"5. The court declares the law to be that the plaintiff, having received the amount taxed in his favor as attorneys' fees as part of the costs in the equity suit mentioned in the pleadings and evidence in this case, he cannot now recover anything on account of attorneys' fees in this case. "
Judgment having been entered in favor of plaintiff and a motion for a new trial having been overruled, an appeal was taken to the Kansas City Court of Appeals, and the judgment was affirmed. In the course of its opinion, the court recited the contentions of the defendant and held each of them to be untenable.
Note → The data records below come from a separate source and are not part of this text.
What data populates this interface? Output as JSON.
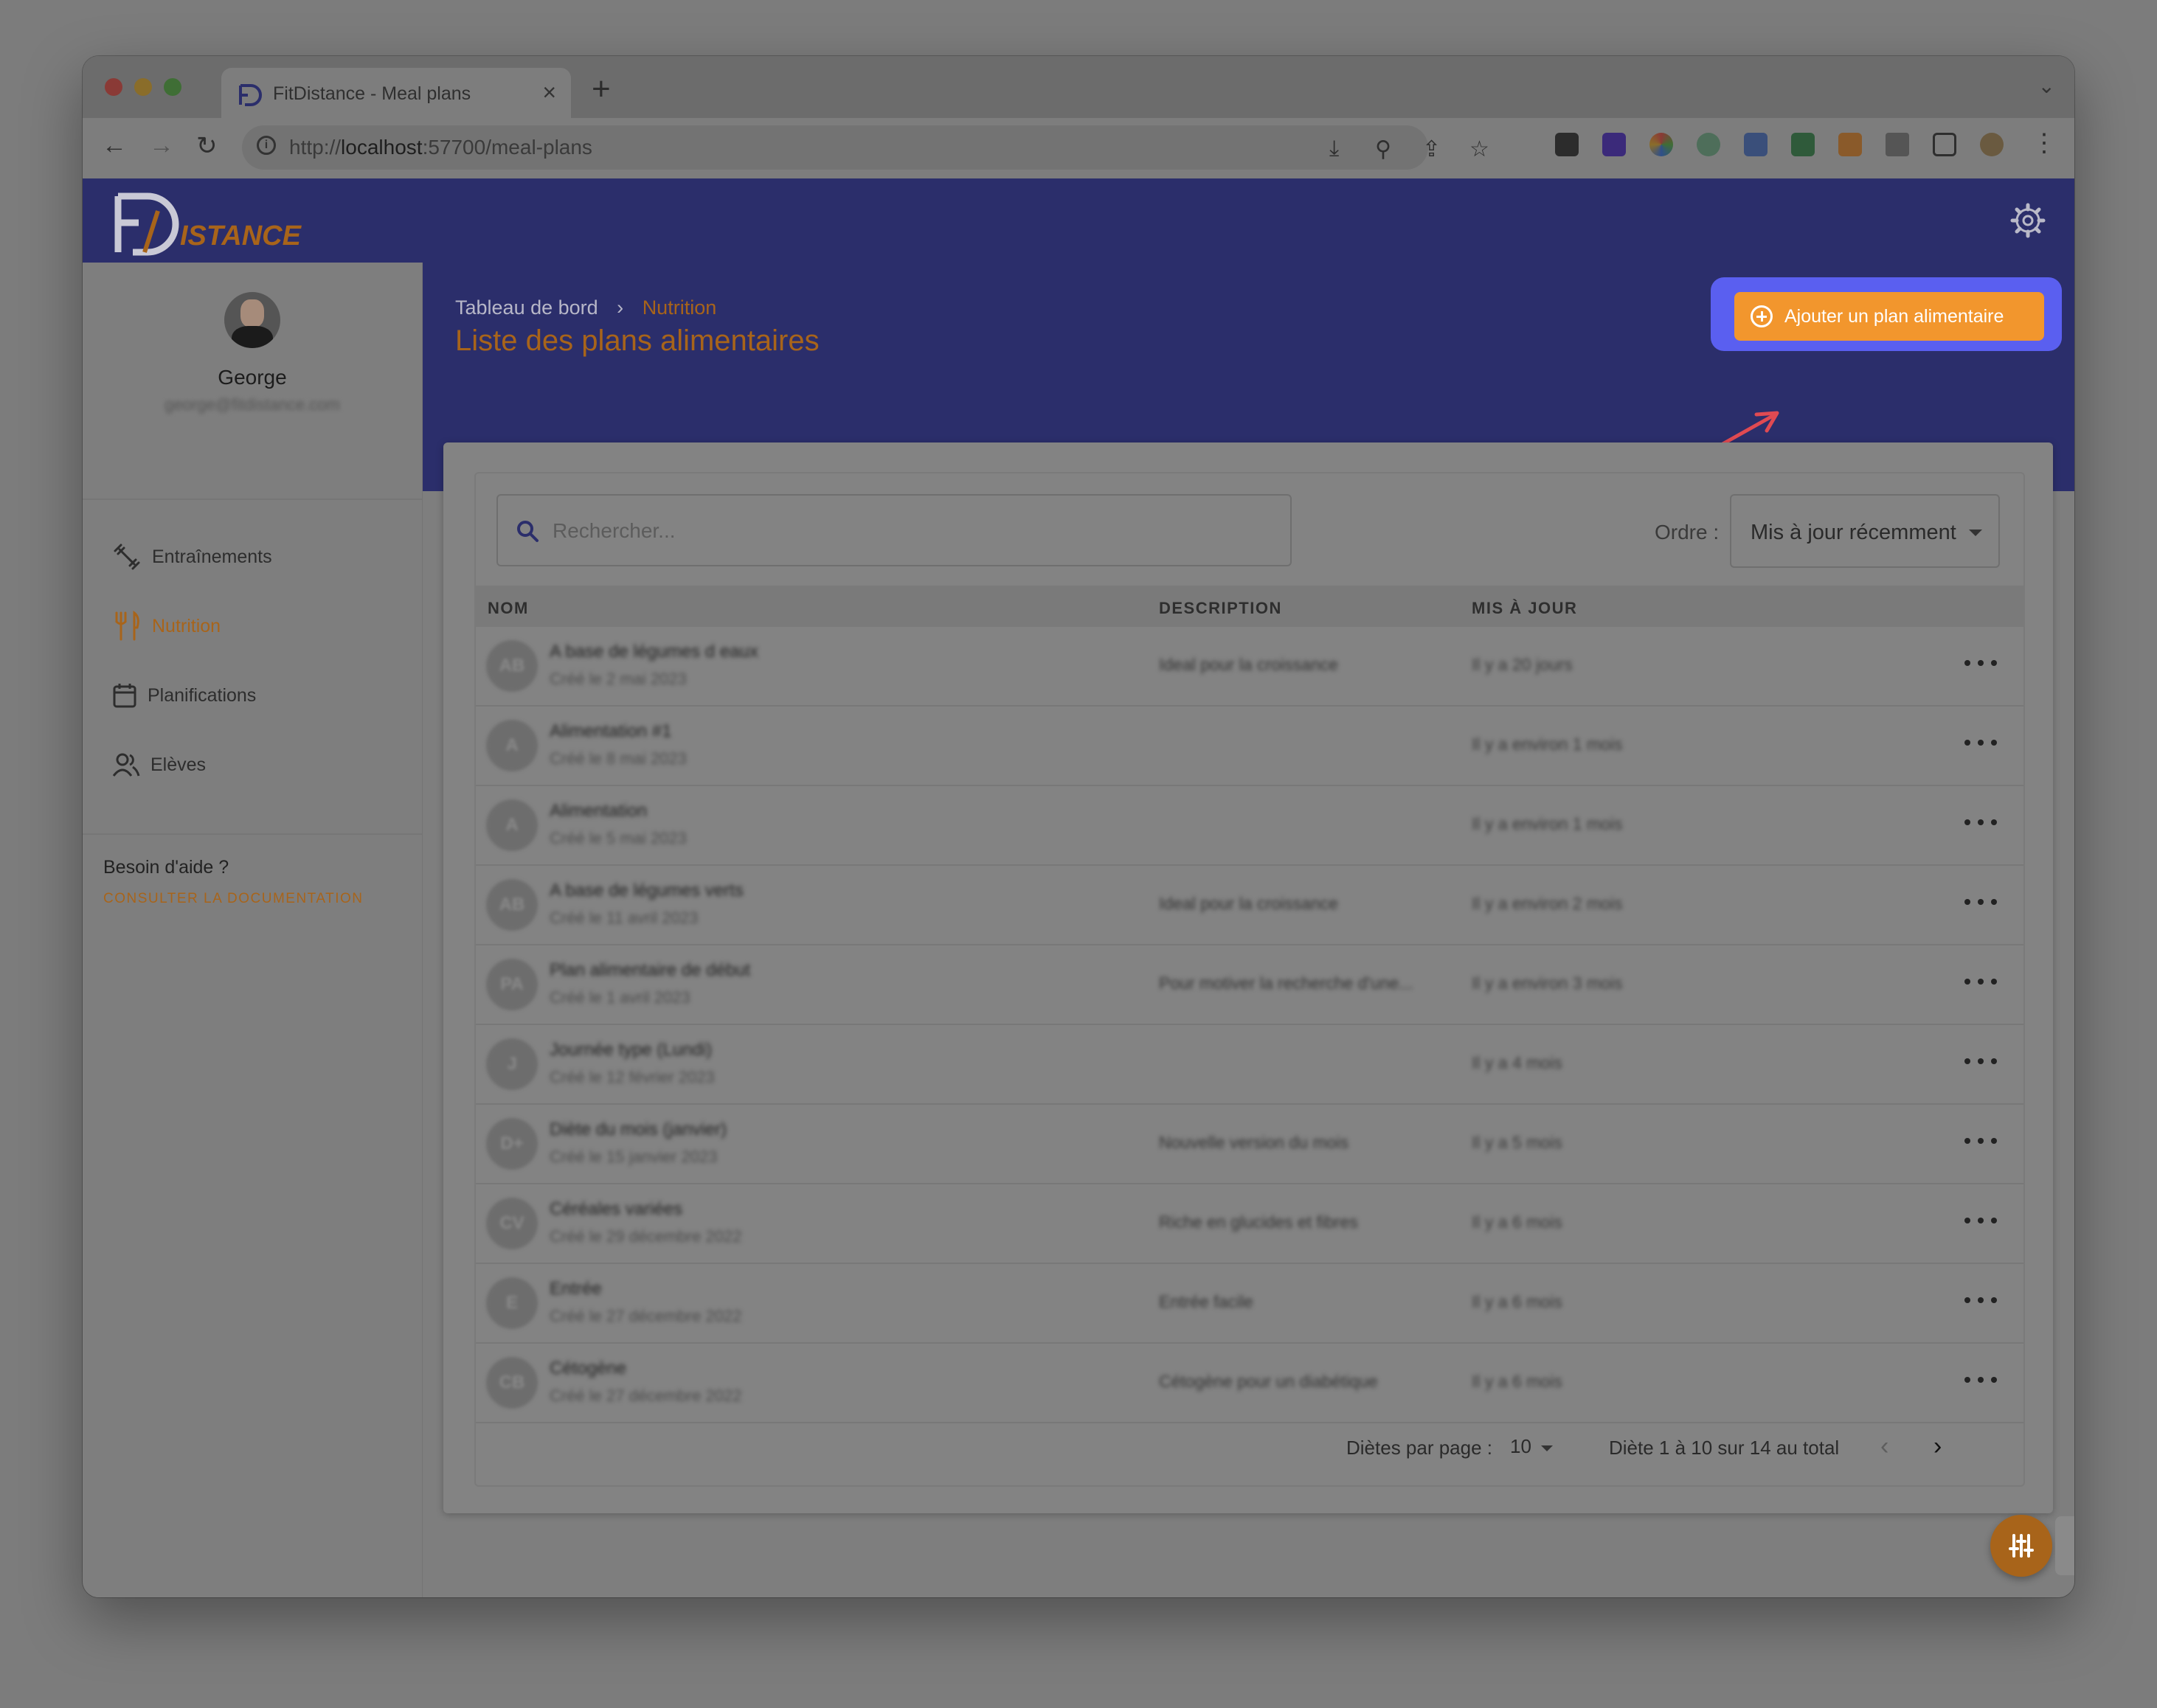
{
  "browser": {
    "tab_title": "FitDistance - Meal plans",
    "url_prefix": "http://",
    "url_host": "localhost",
    "url_path": ":57700/meal-plans"
  },
  "app": {
    "logo_text": "ISTANCE",
    "logo_letters": "FD"
  },
  "sidebar": {
    "user_name": "George",
    "user_email": "george@fitdistance.com",
    "items": [
      {
        "label": "Entraînements",
        "icon": "dumbbell-icon"
      },
      {
        "label": "Nutrition",
        "icon": "utensils-icon",
        "active": true
      },
      {
        "label": "Planifications",
        "icon": "calendar-icon"
      },
      {
        "label": "Elèves",
        "icon": "users-icon"
      }
    ],
    "help_title": "Besoin d'aide ?",
    "help_link": "CONSULTER LA DOCUMENTATION"
  },
  "main": {
    "breadcrumb_root": "Tableau de bord",
    "breadcrumb_sep": "›",
    "breadcrumb_current": "Nutrition",
    "title": "Liste des plans alimentaires",
    "add_button": "Ajouter un plan alimentaire",
    "search_placeholder": "Rechercher...",
    "order_label": "Ordre :",
    "order_value": "Mis à jour récemment",
    "columns": {
      "name": "NOM",
      "description": "DESCRIPTION",
      "updated": "MIS À JOUR"
    },
    "rows": [
      {
        "initials": "AB",
        "name": "A base de légumes d eaux",
        "created": "Créé le 2 mai 2023",
        "description": "Ideal pour la croissance",
        "updated": "Il y a 20 jours"
      },
      {
        "initials": "A",
        "name": "Alimentation #1",
        "created": "Créé le 8 mai 2023",
        "description": "",
        "updated": "Il y a environ 1 mois"
      },
      {
        "initials": "A",
        "name": "Alimentation",
        "created": "Créé le 5 mai 2023",
        "description": "",
        "updated": "Il y a environ 1 mois"
      },
      {
        "initials": "AB",
        "name": "A base de légumes verts",
        "created": "Créé le 11 avril 2023",
        "description": "Ideal pour la croissance",
        "updated": "Il y a environ 2 mois"
      },
      {
        "initials": "PA",
        "name": "Plan alimentaire de début",
        "created": "Créé le 1 avril 2023",
        "description": "Pour motiver la recherche d'une...",
        "updated": "Il y a environ 3 mois"
      },
      {
        "initials": "J",
        "name": "Journée type (Lundi)",
        "created": "Créé le 12 février 2023",
        "description": "",
        "updated": "Il y a 4 mois"
      },
      {
        "initials": "D+",
        "name": "Diète du mois (janvier)",
        "created": "Créé le 15 janvier 2023",
        "description": "Nouvelle version du mois",
        "updated": "Il y a 5 mois"
      },
      {
        "initials": "CV",
        "name": "Céréales variées",
        "created": "Créé le 29 décembre 2022",
        "description": "Riche en glucides et fibres",
        "updated": "Il y a 6 mois"
      },
      {
        "initials": "E",
        "name": "Entrée",
        "created": "Créé le 27 décembre 2022",
        "description": "Entrée facile",
        "updated": "Il y a 6 mois"
      },
      {
        "initials": "CB",
        "name": "Cétogène",
        "created": "Créé le 27 décembre 2022",
        "description": "Cétogène pour un diabétique",
        "updated": "Il y a 6 mois"
      }
    ],
    "pagination": {
      "per_page_label": "Diètes par page :",
      "per_page_value": "10",
      "range": "Diète 1 à 10 sur 14 au total"
    }
  },
  "colors": {
    "brand_navy": "#2b2e6b",
    "accent_orange": "#f2962d",
    "highlight_blue": "#5a5ff0"
  }
}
These contentions were thus stated by the court:
"1. Defendant's objections to the judgment below may be thus stated: first, that there was no breach of the conditions of the bond in that it was not alleged or proved that any damages had been previously adjudged against the defendant, whereas the condition of the bond is that defendant 'should pay all sums of money damages and costs that shall be adjudged against it,' etc., and, secondly, it is contended that as the injunction bond was given in a proceeding pending in the United States court, the damages must be fixed and determined according to the rules and practice of the federal courts, that attorneys' fees are not there considered elements of damage in suits on injunction bonds, and that therefore our state courts should apply the same rule in suits on bonds given in the federal courts, and thirdly, it is insisted that the trial court erroneously allowed as damages attorneys' fees for defending the entire case -- that the injunction was merely incidental to the principal case, and no attorneys' fees were paid to secure its dissolution."
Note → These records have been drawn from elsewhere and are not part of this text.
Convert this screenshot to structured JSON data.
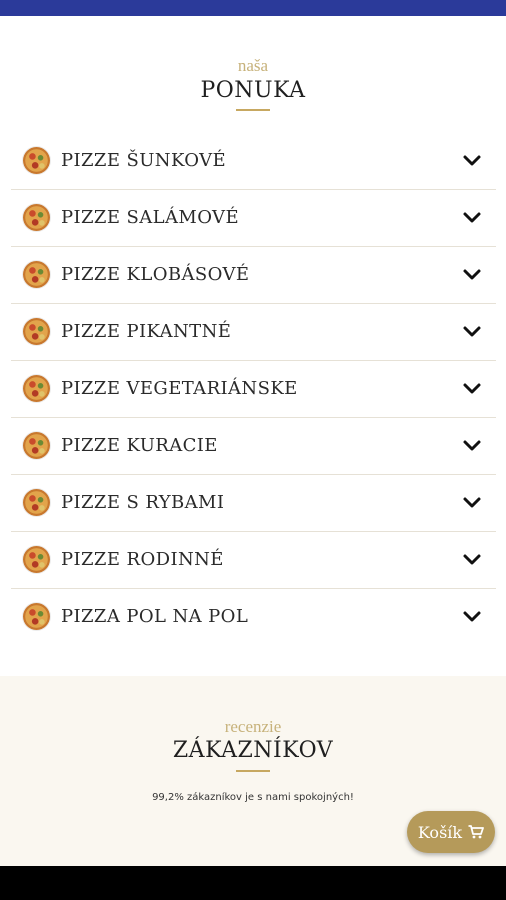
{
  "menu": {
    "kicker": "naša",
    "title": "PONUKA",
    "items": [
      {
        "label": "PIZZE ŠUNKOVÉ"
      },
      {
        "label": "PIZZE SALÁMOVÉ"
      },
      {
        "label": "PIZZE KLOBÁSOVÉ"
      },
      {
        "label": "PIZZE PIKANTNÉ"
      },
      {
        "label": "PIZZE VEGETARIÁNSKE"
      },
      {
        "label": "PIZZE KURACIE"
      },
      {
        "label": "PIZZE S RYBAMI"
      },
      {
        "label": "PIZZE RODINNÉ"
      },
      {
        "label": "PIZZA POL NA POL"
      }
    ],
    "item_icon": "pizza-icon",
    "expand_icon": "chevron-down-icon"
  },
  "reviews": {
    "kicker": "recenzie",
    "title": "ZÁKAZNÍKOV",
    "subtitle": "99,2% zákazníkov je s nami spokojných!"
  },
  "cart": {
    "label": "Košík",
    "icon": "cart-icon"
  },
  "colors": {
    "topbar": "#2b3a9a",
    "accent_gold": "#c7a861",
    "cart_button": "#b59a5a",
    "reviews_bg": "#faf7f0"
  }
}
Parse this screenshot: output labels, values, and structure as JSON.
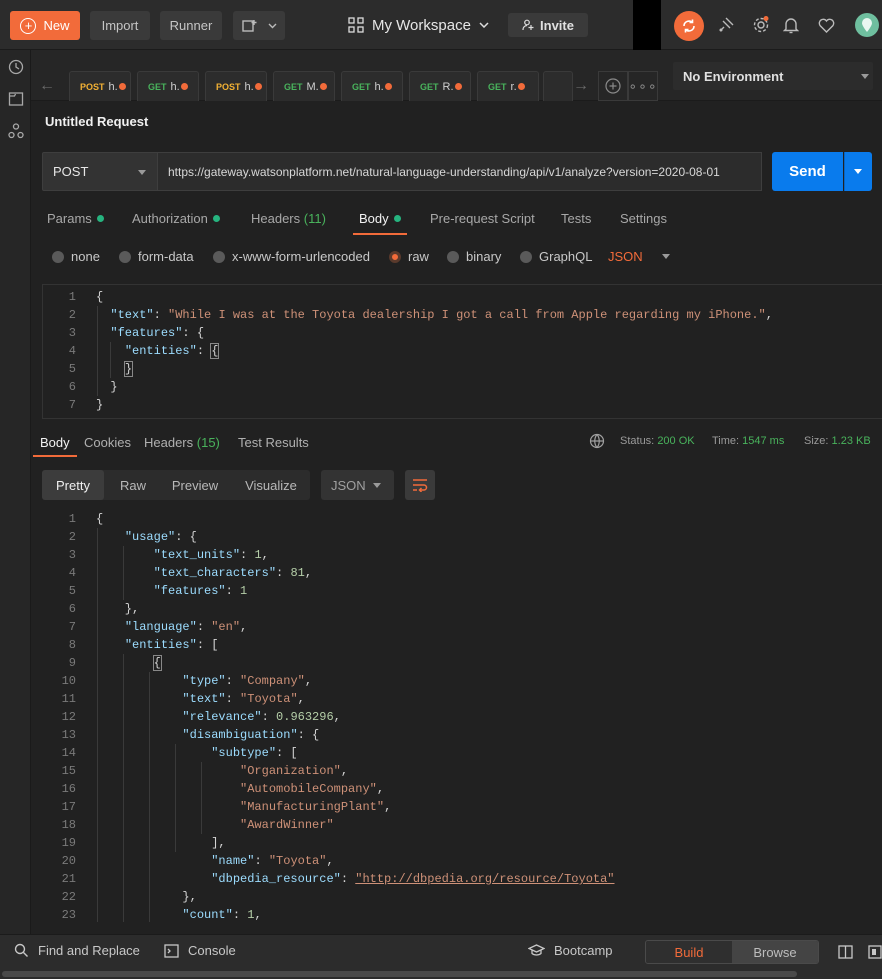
{
  "topbar": {
    "new_label": "New",
    "import_label": "Import",
    "runner_label": "Runner",
    "workspace_label": "My Workspace",
    "invite_label": "Invite"
  },
  "tabs": [
    {
      "method": "POST",
      "label": "h."
    },
    {
      "method": "GET",
      "label": "h."
    },
    {
      "method": "POST",
      "label": "h."
    },
    {
      "method": "GET",
      "label": "M."
    },
    {
      "method": "GET",
      "label": "h."
    },
    {
      "method": "GET",
      "label": "R."
    },
    {
      "method": "GET",
      "label": "r."
    }
  ],
  "environment": {
    "selected": "No Environment"
  },
  "request": {
    "title": "Untitled Request",
    "method": "POST",
    "url": "https://gateway.watsonplatform.net/natural-language-understanding/api/v1/analyze?version=2020-08-01",
    "send_label": "Send"
  },
  "request_tabs": {
    "params": "Params",
    "authorization": "Authorization",
    "headers": "Headers",
    "headers_count": "(11)",
    "body": "Body",
    "prerequest": "Pre-request Script",
    "tests": "Tests",
    "settings": "Settings"
  },
  "body_modes": {
    "none": "none",
    "form_data": "form-data",
    "urlencoded": "x-www-form-urlencoded",
    "raw": "raw",
    "binary": "binary",
    "graphql": "GraphQL",
    "format": "JSON",
    "selected": "raw"
  },
  "request_body_lines": [
    "1",
    "2",
    "3",
    "4",
    "5",
    "6",
    "7"
  ],
  "response_tabs": {
    "body": "Body",
    "cookies": "Cookies",
    "headers": "Headers",
    "headers_count": "(15)",
    "test_results": "Test Results"
  },
  "response_meta": {
    "status_label": "Status:",
    "status_value": "200 OK",
    "time_label": "Time:",
    "time_value": "1547 ms",
    "size_label": "Size:",
    "size_value": "1.23 KB"
  },
  "response_views": {
    "pretty": "Pretty",
    "raw": "Raw",
    "preview": "Preview",
    "visualize": "Visualize",
    "format": "JSON"
  },
  "response_lines": [
    "1",
    "2",
    "3",
    "4",
    "5",
    "6",
    "7",
    "8",
    "9",
    "10",
    "11",
    "12",
    "13",
    "14",
    "15",
    "16",
    "17",
    "18",
    "19",
    "20",
    "21",
    "22",
    "23"
  ],
  "footer": {
    "find_replace": "Find and Replace",
    "console": "Console",
    "bootcamp": "Bootcamp",
    "build": "Build",
    "browse": "Browse"
  },
  "colors": {
    "accent": "#f26b3a",
    "send": "#097bed",
    "status_green": "#49b35c"
  }
}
A motion for a rehearing was thereafter filed in which, among other things, it was contended that the cause involved a federal question
"for the reason that the controversy in this suit arises under the authority of the United States, and under the laws of the United States governing and applicable to United States courts,"
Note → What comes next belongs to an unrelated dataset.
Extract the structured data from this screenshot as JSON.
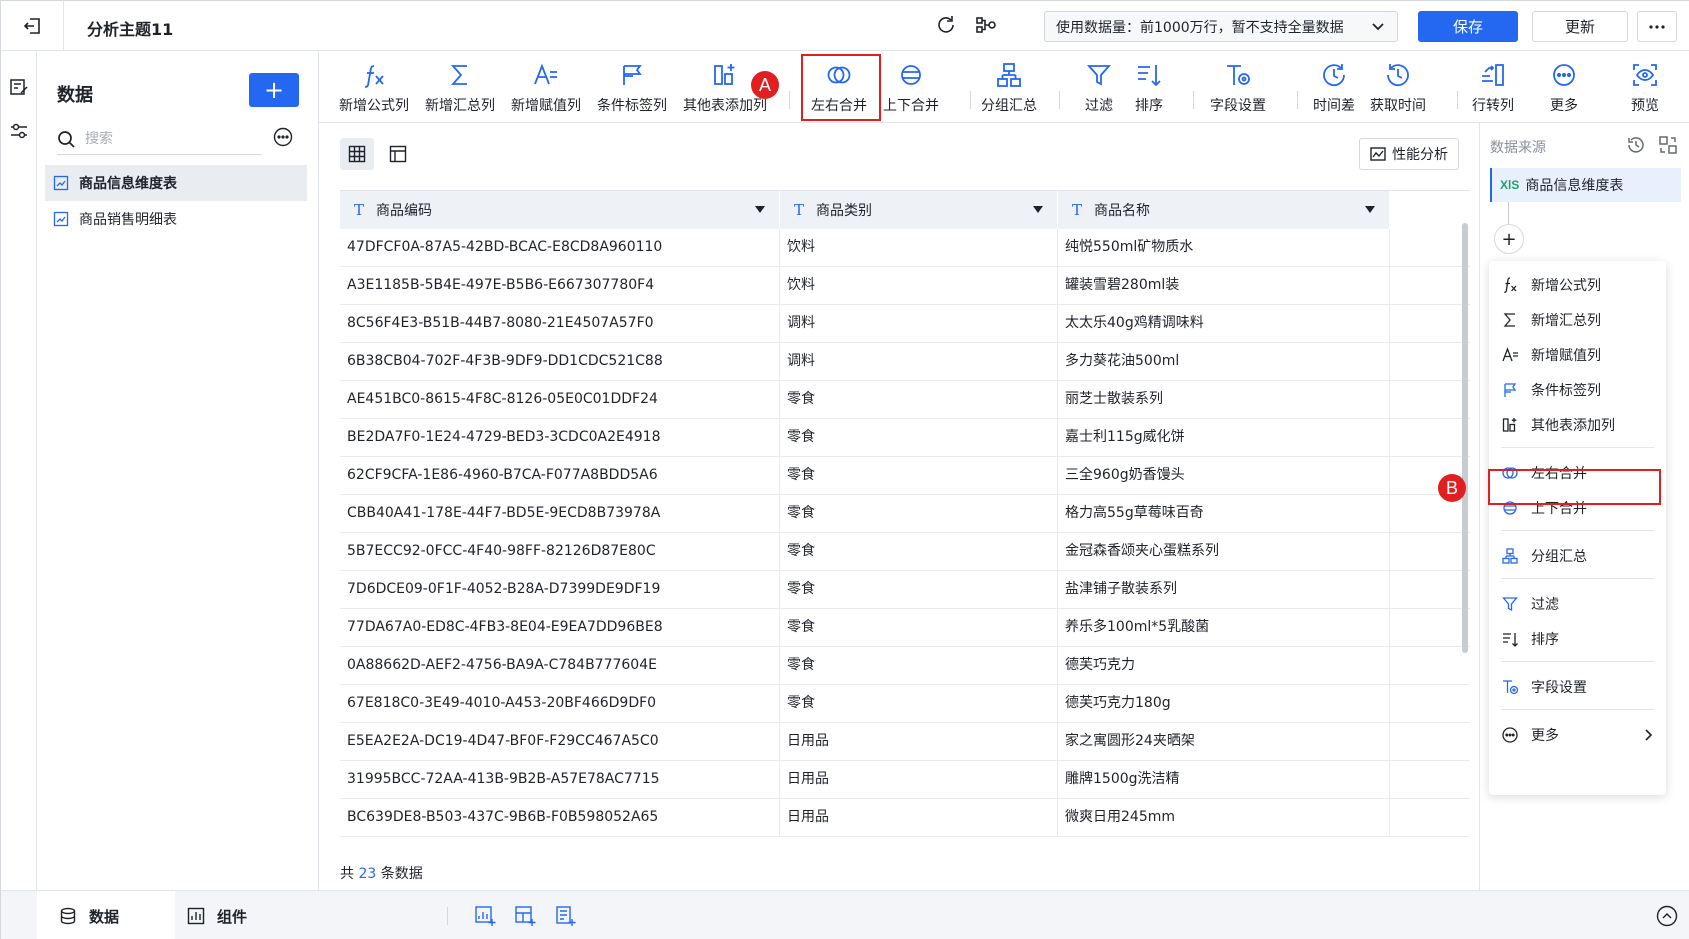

and the court was asked, in the event that it should refuse to grant a rehearing, to transfer the case to the Supreme Court of the State of Missouri,
"for the reason that a federal question is involved and because the subject of the controversy of this suit arises under the authority of the United States and under the exercise of such authority, and under the laws of the United States governing and controlling the courts of the United States and the proceedings therein."
The motion for a rehearing having been overruled, it appears
from a stipulation contained in the record that an application was made to the Supreme Court of the State of Missouri for a writ of prohibition against the judges of the said Kansas City Court of Appeals to restrain the further exercise of jurisdiction in the cause and to require the record and proceedings to be certified to the supreme court. This application was denied. 154 Mo. 300.
Thereupon, the present writ of error was allowed, and the record of the cause was brought here from the Kansas City Court of Appeals.
Disclaimer: Official Supreme Court case law is only found in the print version of the United States Reports. Justia case law is provided for general informational purposes only, and may not reflect current legal developments, verdicts or settlements. We make no warranties or guarantees about the accuracy, completeness, or adequacy of the information contained on this site or information linked to from this site. Please check official sources.